Names that have similar lengths can be easy to confused as well. Billy, Willy, and Jilly each have the same length and visual pattern, so they tend to smush into each other. Billy, William, and Jillain are far less confusing to the eye. The eye can use the first letter of the name, the length of the name, and the shape of the name to help identify the character.

Words also have shape. Literally, they have a certain silhouette upon the page. Aim to have each primary name have a different silhouette. Billy, William, and Jillain Jo are each dominated by a ‘LL.’ Brains pick up on that. Better to have names like Billy, Walter, and Mary Jo.

Named vs Nameless

Some characters have names. Some don’t. The difference is actually very important. As much as possible, don’t name characters. Once you name them, you start needing to track them. The more characters that you have, the more tracking that you have. That creates a large amount of cognitive overhead on you as you write. Thus, don’t name characters unless you need them named.

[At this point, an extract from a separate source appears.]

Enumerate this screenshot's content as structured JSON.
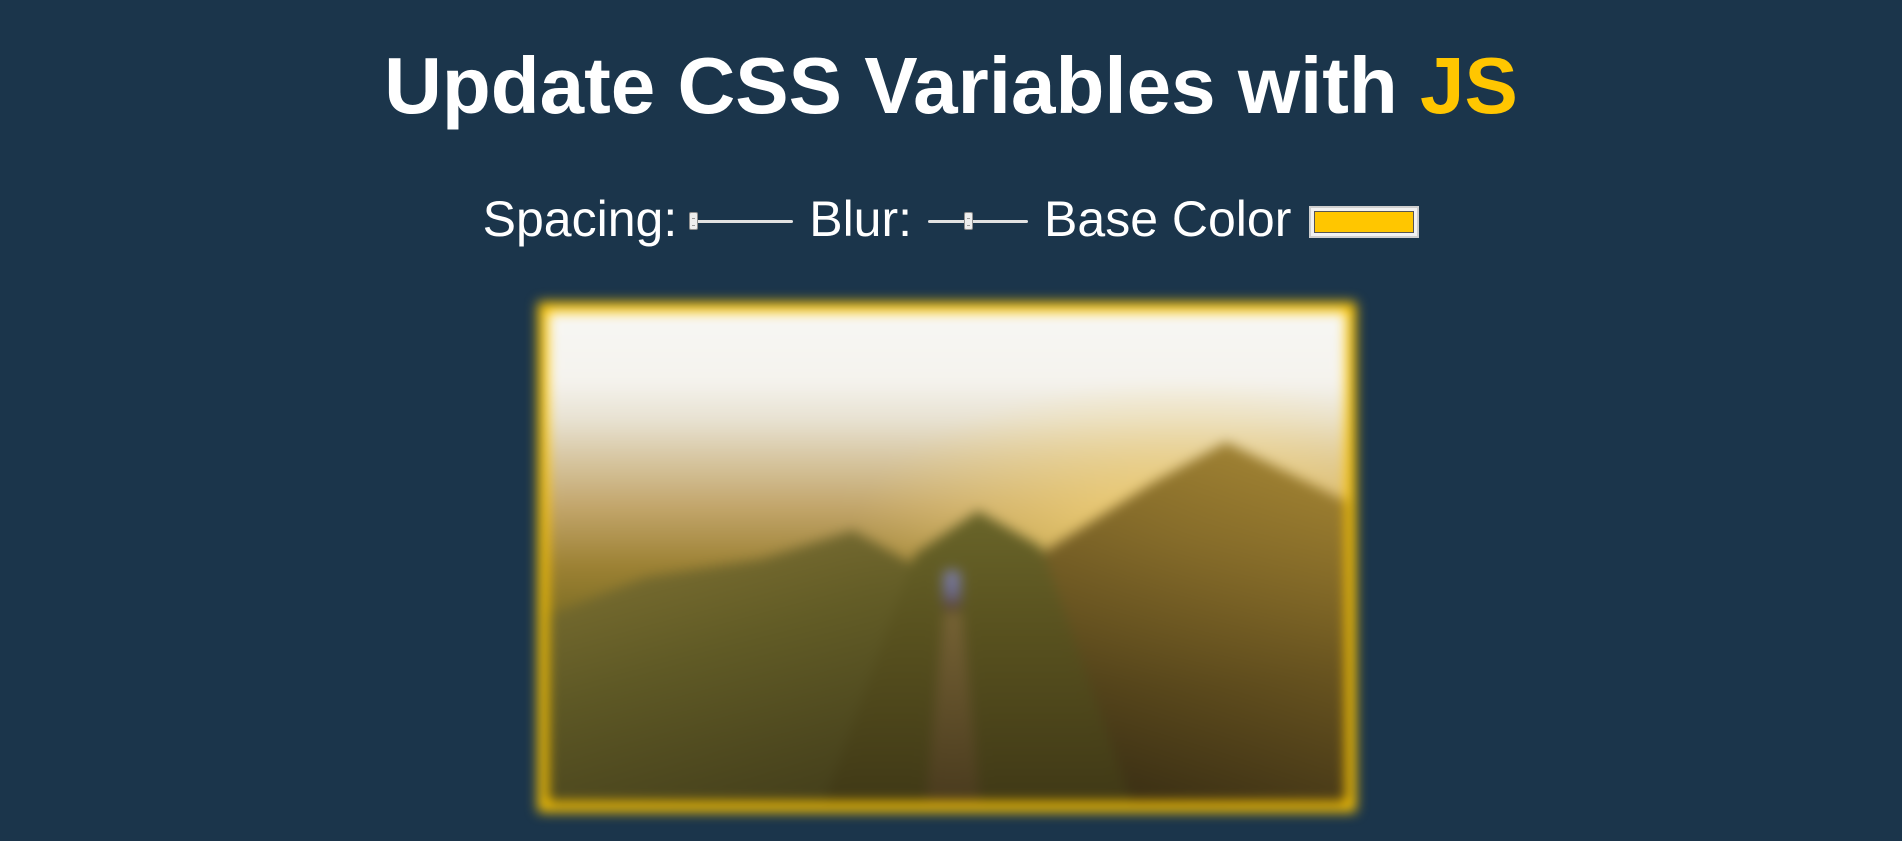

The interesting thing about naming characters is that you start thinking about them as people, making them into more fully developed characters. That sounds great, but that doesn't always work. Sometimes you just need a nameless face waiting tables.

On the other hand, give a name to any character that you like and enjoy writing. That will help the readers to remember them. With a name, a character becomes more real.

When wrestling with a character, don’t hesitate to add or remove a name just to see what it does.

Projecting Importance

Readers use the information that we give them to assess the importance of a character.

How much time do you give any character? The more time that the character gets, the more important that character. It's pretty much the same as screen time for an actor. Simply by being around and getting mentioned a lot, a character will assume an importance in the story. This is why the "That Guy we gotta find" trope is so strong: the character that you are searching for is constantly referenced in the story, and so our brain soon consider him more important and more present that he would otherwise be.